The European Data Protection Supervisor (EDPS) has kicked off an inquiry into the European Union’s border agency Frontex. The investigation came following the completion of an audit by EDPS, which revealed that Frontex has been automatically disseminating information garnered from interviews with detained migrants and asylum seekers to EU police agency Europol.
The purpose of data sharing is to eliminate cross-border illegal activities such as terrorism and smuggling. The initiative called “Processing of Personal Data for Risk Analysis” (PeDRA) was introduced a couple of months after Europe was plagued by a series of terror attacks in 2015. These incidents revealed the failure of European security services to exchange information that could have resolved some of the calamities. “There is an information vacuum,” previous Europol director Rob Wainwright stated during that period.
The European Union’s internal privacy regulator, EDPS, is raising concerns that large amounts of data belonging to Europeans and migrants are probably being shared unlawfully with Europol. Europol has become more influential over the years in terms of consolidating and monitoring law enforcement data across the bloc. EDPS announced that the comprehensive automated data transfer established by Frontex with Europol shows a violation of a European Union privacy law and the regulation governing the European Border and Coast Guard.

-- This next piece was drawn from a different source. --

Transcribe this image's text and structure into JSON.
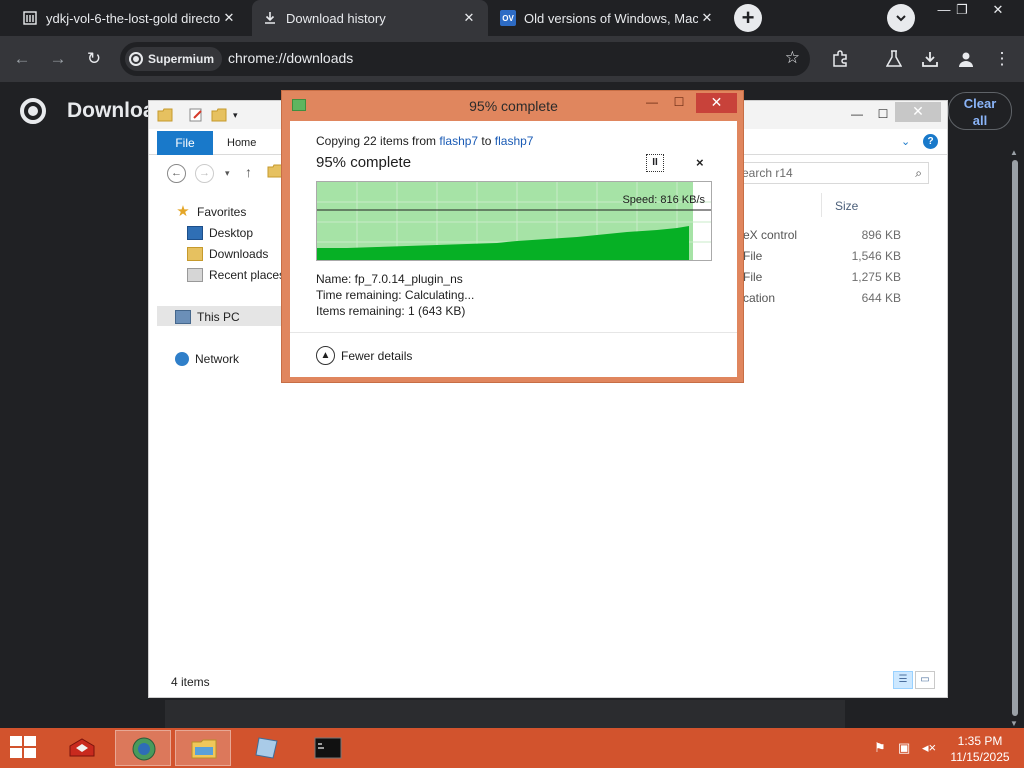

Frontex interviews migrants in detention centers across Europe to gather various details, such as their travel paths, potential supporters, and the identities of individuals involved in cross-border offenses such as illicit trade and extremist activities. The agency responsible for border security has shared data about roughly 13,000 potential suspects with Europol over the course of 2016 through November of the year 2022, according to Uku Sarekanno, Frontex’s deputy director.
The privacy regulator is questioning Frontex’s desire to collect and distribute a wide range of data. An audit performed last year raised concerns that the border agency’s activities are not legal and do not uphold fundamental rights. The regulator criticized the agency for deliberately gathering information about potential suspects during interviews with vulnerable migrants.
The audit observed that the information provided to Europol was probably not very trustworthy and could also be biased.